- the author wants to make changes to content ahead of time, either to defer re-publishing to a future release date, or to make publication easier from a mobile device, or to enable a colleague to publish in the author’s absence.
Tools outside of WordPress
What is it? A setup for Matomo (previously Piwik) which is open source tool for analytics.
Why was it developed? This setup of Matomo was developed and open sourced because we could not find a set of steps and files to automatically deploy Matomo with docker-compose or AWS Elastic Container Service.
Although there are some docker images for Matomo, it doesn’t yet abide by the 12-factor app principles, making it difficult to install with little to no human interaction.

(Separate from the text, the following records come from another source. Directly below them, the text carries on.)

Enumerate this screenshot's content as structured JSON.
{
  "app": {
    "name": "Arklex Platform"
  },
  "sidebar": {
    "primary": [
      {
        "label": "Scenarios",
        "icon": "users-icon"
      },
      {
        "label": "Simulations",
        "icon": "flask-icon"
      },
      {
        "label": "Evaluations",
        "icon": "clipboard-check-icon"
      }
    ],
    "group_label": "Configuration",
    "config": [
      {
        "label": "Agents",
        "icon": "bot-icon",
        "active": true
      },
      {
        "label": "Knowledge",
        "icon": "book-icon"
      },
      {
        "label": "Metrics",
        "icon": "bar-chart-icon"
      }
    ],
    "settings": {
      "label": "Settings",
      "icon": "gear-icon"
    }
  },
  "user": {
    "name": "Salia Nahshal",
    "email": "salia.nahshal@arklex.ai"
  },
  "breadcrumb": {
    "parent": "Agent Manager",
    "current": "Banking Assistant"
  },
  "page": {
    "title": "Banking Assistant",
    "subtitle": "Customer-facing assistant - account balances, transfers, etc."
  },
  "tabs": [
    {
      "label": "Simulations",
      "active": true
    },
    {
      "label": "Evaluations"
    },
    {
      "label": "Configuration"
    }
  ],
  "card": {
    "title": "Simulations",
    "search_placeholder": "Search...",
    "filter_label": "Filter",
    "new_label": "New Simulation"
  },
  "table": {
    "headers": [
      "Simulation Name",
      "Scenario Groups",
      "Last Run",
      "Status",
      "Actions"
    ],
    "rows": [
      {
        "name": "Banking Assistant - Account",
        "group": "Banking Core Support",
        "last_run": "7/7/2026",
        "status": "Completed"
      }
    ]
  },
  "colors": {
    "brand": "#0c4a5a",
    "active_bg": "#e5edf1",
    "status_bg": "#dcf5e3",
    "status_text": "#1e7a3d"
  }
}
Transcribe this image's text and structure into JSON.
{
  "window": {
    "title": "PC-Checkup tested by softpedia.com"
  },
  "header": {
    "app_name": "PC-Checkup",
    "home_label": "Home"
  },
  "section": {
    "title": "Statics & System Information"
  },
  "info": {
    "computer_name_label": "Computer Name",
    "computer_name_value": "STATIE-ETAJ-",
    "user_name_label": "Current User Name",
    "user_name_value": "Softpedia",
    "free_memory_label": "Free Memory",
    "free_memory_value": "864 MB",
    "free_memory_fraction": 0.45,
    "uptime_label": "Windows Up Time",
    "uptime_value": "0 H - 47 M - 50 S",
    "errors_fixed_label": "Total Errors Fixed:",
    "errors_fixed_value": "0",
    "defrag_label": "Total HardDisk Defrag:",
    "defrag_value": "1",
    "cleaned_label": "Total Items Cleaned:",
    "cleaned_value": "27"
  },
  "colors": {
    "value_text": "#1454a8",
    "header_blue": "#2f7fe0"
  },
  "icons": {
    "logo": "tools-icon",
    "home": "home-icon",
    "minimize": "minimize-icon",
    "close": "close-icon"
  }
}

We tried to make it so that after the first setup, you can redeploy over and over again getting the same results with the click of a button.
What does this include?
- docker composer file for local development of website using matomo which includes a nginx reverse proxy container, a matomo container and a MariaDB database container
- prepared config.ini.php file to skip installation after the first run
- nginx container which includes libmaxminddb and a compiled version of nginx geoip2 as a dynamic module
- nginx configuration which denies access to the most common file types used for hacking
Who developed it, and when? The request came from Jimmy Wales to move as much as we could from 3rd party tools/SaaS to Open Source software. The analytics package was specifically requested by him, so our IT Infrastructure guy, Miguel, developed it.